Joyce Evans joined the FOX 29 News team in 1996. She anchors the "FOX 29 News at Six" and "FOX 29 News at Ten" every Saturday and reports for the FOX 29 News, producing in-depth segments on health and other topics.
After two years in network radio news, Joyce launched her television career as a reporter and anchor of the morning news for WSET-TV, the ABC affiliate in Lynchburg, Virginia. While at the station, she received an Associated Press Award for Spot News. In 1983, she moved to Miami, Florida, where she was a weekend anchor and reporter for the CBS affiliate, WCIX-TV (now WFOR). She also hosted a popular public affairs program geared toward senior citizens.
In 1986, Joyce moved north to KYW-TV in Philadelphia. For ten years, she was a general assignment reporter, fill-in anchor, and host of "The Saturday Tribune" television program.
An award-winning journalist, Joyce’s work has garnered many prestigious awards and nominations. She has five Mid-Atlantic EMMY Awards as an individual reporter and numerous others for group projects. Her award-winning stories include reports on the struggles of people with Alzheimer's Disease, the effects on the families and the bond between patients and caregivers; an undercover report on children stalked and attacked by other children on their walk home from school; and a report on the power of forgiveness between former teen gangsters, coming together to mentor others, following a killing and a longstanding grudge. Included among her numerous awards, the Philadelphia Association of Black Journalists named her "Broadcast Journalist of the Year" in 2008; the Tom Joyner Foundation named her "The Hardest Working News Anchor/Reporter," and Clear Channel Radio's WDAS saluted her with the "Extraordinary Woman Award."
Her accomplishments are not limited to her work in front of the camera. Joyce worked as an adjunct professor at Temple University, and continues to mentor young journalists and students all over the country.
She received numerous honors for her service to the community, including awards from the Children's Miracle Network, the American Red Cross, Temple University's Adult Career retraining programs, NAACP, the Black Law Enforcement Officers, and the Spruce Adolescent Counseling and Education Project.
An alumna of TRIO/Upward Bound, the organization honored Joyce with its "National Achiever's Award" for her lifetime efforts of encouraging underprivileged youngsters around the country to achieve. Both Howard University and Florida A & M have honored her as a "Distinguished Alumna."
Born in Washington, D.C., Joyce now considers Philadelphia her hometown. She is an active member of Delta Sigma Theta Sorority, Inc., the National Association of Black Journalists, the Delaware Valley chapter of The Links Inc., and a number of other public service organizations. In her spare time, she enjoys attending live concerts, theatre, and watching classic old movies.

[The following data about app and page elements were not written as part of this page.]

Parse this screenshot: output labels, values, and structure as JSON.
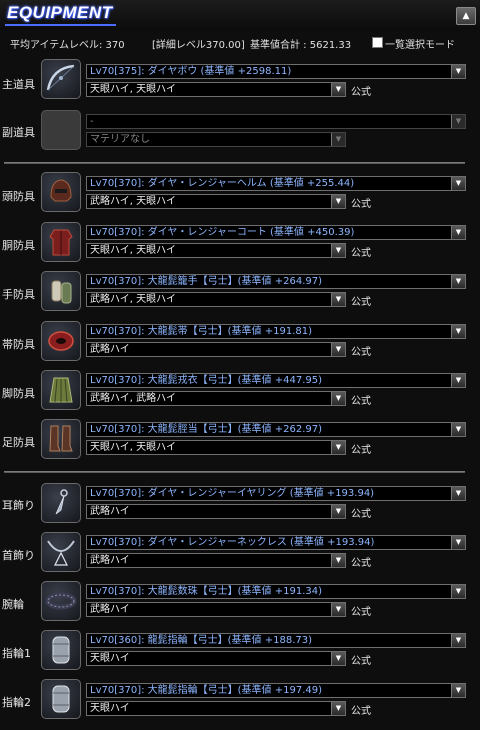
{
  "header": {
    "title": "EQUIPMENT",
    "collapse_symbol": "▲"
  },
  "summary": {
    "avg_item_level": "平均アイテムレベル: 370",
    "detail_level": "[詳細レベル370.00]",
    "base_total": "基準値合計 : 5621.33",
    "list_select_mode_label": "一覧選択モード",
    "list_select_mode_checked": false
  },
  "slots": [
    {
      "label": "主道具",
      "icon": "bow-icon",
      "item": "Lv70[375]: ダイヤボウ (基準値 +2598.11)",
      "materia": "天眼ハイ, 天眼ハイ",
      "official": "公式"
    },
    {
      "label": "副道具",
      "icon": "empty-slot-icon",
      "item": "-",
      "materia": "マテリアなし",
      "official": ""
    },
    {
      "label": "頭防具",
      "icon": "helm-icon",
      "item": "Lv70[370]: ダイヤ・レンジャーヘルム (基準値 +255.44)",
      "materia": "武略ハイ, 天眼ハイ",
      "official": "公式"
    },
    {
      "label": "胴防具",
      "icon": "coat-icon",
      "item": "Lv70[370]: ダイヤ・レンジャーコート (基準値 +450.39)",
      "materia": "天眼ハイ, 天眼ハイ",
      "official": "公式"
    },
    {
      "label": "手防具",
      "icon": "gloves-icon",
      "item": "Lv70[370]: 大龍髭籠手【弓士】(基準値 +264.97)",
      "materia": "武略ハイ, 天眼ハイ",
      "official": "公式"
    },
    {
      "label": "帯防具",
      "icon": "belt-icon",
      "item": "Lv70[370]: 大龍髭帯【弓士】(基準値 +191.81)",
      "materia": "武略ハイ",
      "official": "公式"
    },
    {
      "label": "脚防具",
      "icon": "skirt-icon",
      "item": "Lv70[370]: 大龍髭戎衣【弓士】(基準値 +447.95)",
      "materia": "武略ハイ, 武略ハイ",
      "official": "公式"
    },
    {
      "label": "足防具",
      "icon": "boots-icon",
      "item": "Lv70[370]: 大龍髭脛当【弓士】(基準値 +262.97)",
      "materia": "天眼ハイ, 天眼ハイ",
      "official": "公式"
    },
    {
      "label": "耳飾り",
      "icon": "earring-icon",
      "item": "Lv70[370]: ダイヤ・レンジャーイヤリング (基準値 +193.94)",
      "materia": "武略ハイ",
      "official": "公式"
    },
    {
      "label": "首飾り",
      "icon": "necklace-icon",
      "item": "Lv70[370]: ダイヤ・レンジャーネックレス (基準値 +193.94)",
      "materia": "武略ハイ",
      "official": "公式"
    },
    {
      "label": "腕輪",
      "icon": "bracelet-icon",
      "item": "Lv70[370]: 大龍髭数珠【弓士】(基準値 +191.34)",
      "materia": "武略ハイ",
      "official": "公式"
    },
    {
      "label": "指輪1",
      "icon": "ring-icon",
      "item": "Lv70[360]: 龍髭指輪【弓士】(基準値 +188.73)",
      "materia": "天眼ハイ",
      "official": "公式"
    },
    {
      "label": "指輪2",
      "icon": "ring-icon",
      "item": "Lv70[370]: 大龍髭指輪【弓士】(基準値 +197.49)",
      "materia": "天眼ハイ",
      "official": "公式"
    }
  ],
  "colors": {
    "accent": "#4a6cff",
    "item_text": "#8db6ff",
    "background": "#0e0e0e"
  }
}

New Jersey Governor Phil Murphy says he will be signing an executive order Wednesday requiring masks or face coverings be worn both indoors and outdoors when social distancing is not possible.
If you live in the Garden State and like to shop in Delaware or visit family or friends there, you’re being asked to self-quarantine for two weeks after you return to Jersey.
Kids were excited Monday, as Philadelphia’s 91 Spraygrounds and the Philadelphia Zoo reopened to the public.
The pesky pests are back. Prime mosquito season has arrived and as people begin to spend more time outdoors, folks are having to confront the blood suckers head on.
Vending machines carrying PPE rolled out at SEPTA's Suburban Station.
Mall-deprived shoppers fist-bumped thrilled-to-be-working-again Cherry Hill Mall employees employees. Lines were long and temperatures taken outside some stores.
Two woman developed an app to help break bad habits you may have picked up during quarantine.
One million masks have been received by Batelle’s Critical Care Decontamination System.
The lender told the couple that their pre-approved mortgage based on a 620 credit score in January was no longer good enough for financing during the coronavirus crisis.
Philadelphia's small businesses are trying to figure out how to manage their finances and clean up their shops following unrest in the city.